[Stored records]

★ ★ ★ ★ ★

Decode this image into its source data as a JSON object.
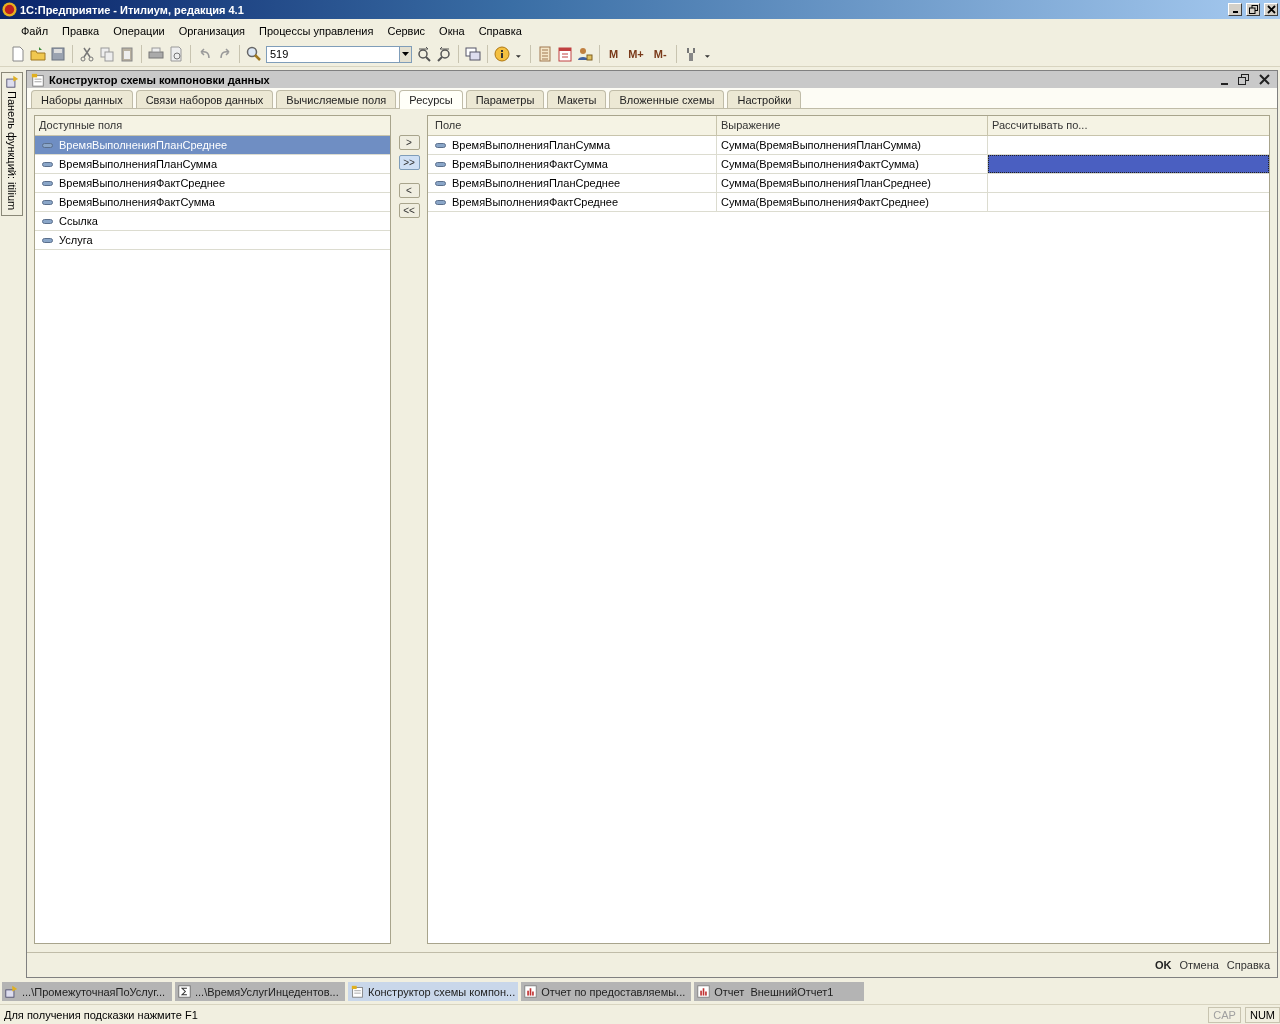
{
  "window": {
    "title": "1С:Предприятие - Итилиум, редакция 4.1"
  },
  "menu": [
    "Файл",
    "Правка",
    "Операции",
    "Организация",
    "Процессы управления",
    "Сервис",
    "Окна",
    "Справка"
  ],
  "toolbar": {
    "search_value": "519",
    "memory_buttons": [
      "M",
      "M+",
      "M-"
    ]
  },
  "side_panel": {
    "label": "Панель функций: itilium"
  },
  "form": {
    "title": "Конструктор схемы компоновки данных",
    "tabs": [
      {
        "label": "Наборы данных",
        "selected": false
      },
      {
        "label": "Связи наборов данных",
        "selected": false
      },
      {
        "label": "Вычисляемые поля",
        "selected": false
      },
      {
        "label": "Ресурсы",
        "selected": true
      },
      {
        "label": "Параметры",
        "selected": false
      },
      {
        "label": "Макеты",
        "selected": false
      },
      {
        "label": "Вложенные схемы",
        "selected": false
      },
      {
        "label": "Настройки",
        "selected": false
      }
    ],
    "available_fields": {
      "header": "Доступные поля",
      "items": [
        {
          "label": "ВремяВыполненияПланСреднее",
          "selected": true
        },
        {
          "label": "ВремяВыполненияПланСумма",
          "selected": false
        },
        {
          "label": "ВремяВыполненияФактСреднее",
          "selected": false
        },
        {
          "label": "ВремяВыполненияФактСумма",
          "selected": false
        },
        {
          "label": "Ссылка",
          "selected": false
        },
        {
          "label": "Услуга",
          "selected": false
        }
      ]
    },
    "move_buttons": [
      {
        "label": ">",
        "focused": false
      },
      {
        "label": ">>",
        "focused": true
      },
      {
        "label": "<",
        "focused": false
      },
      {
        "label": "<<",
        "focused": false
      }
    ],
    "resources": {
      "columns": [
        "Поле",
        "Выражение",
        "Рассчитывать по..."
      ],
      "rows": [
        {
          "field": "ВремяВыполненияПланСумма",
          "expression": "Сумма(ВремяВыполненияПланСумма)",
          "calc_selected": false
        },
        {
          "field": "ВремяВыполненияФактСумма",
          "expression": "Сумма(ВремяВыполненияФактСумма)",
          "calc_selected": true
        },
        {
          "field": "ВремяВыполненияПланСреднее",
          "expression": "Сумма(ВремяВыполненияПланСреднее)",
          "calc_selected": false
        },
        {
          "field": "ВремяВыполненияФактСреднее",
          "expression": "Сумма(ВремяВыполненияФактСреднее)",
          "calc_selected": false
        }
      ]
    },
    "buttons": [
      {
        "label": "OK",
        "default": true
      },
      {
        "label": "Отмена",
        "default": false
      },
      {
        "label": "Справка",
        "default": false
      }
    ]
  },
  "taskbar": [
    {
      "label": "...\\ПромежуточнаяПоУслуг...",
      "kind": "process",
      "selected": false
    },
    {
      "label": "...\\ВремяУслугИнцедентов...",
      "kind": "sum",
      "selected": false
    },
    {
      "label": "Конструктор схемы компон...",
      "kind": "form",
      "selected": true
    },
    {
      "label": "Отчет по предоставляемы...",
      "kind": "report",
      "selected": false
    },
    {
      "label": "Отчет  ВнешнийОтчет1",
      "kind": "report",
      "selected": false
    }
  ],
  "status_bar": {
    "text": "Для получения подсказки нажмите F1",
    "indicators": [
      {
        "label": "CAP",
        "on": false
      },
      {
        "label": "NUM",
        "on": true
      }
    ]
  }
}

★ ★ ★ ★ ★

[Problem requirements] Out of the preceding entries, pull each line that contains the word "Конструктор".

[The completed task]
    "title": "Конструктор схемы компоновки данных",
      "label": "Конструктор схемы компон...",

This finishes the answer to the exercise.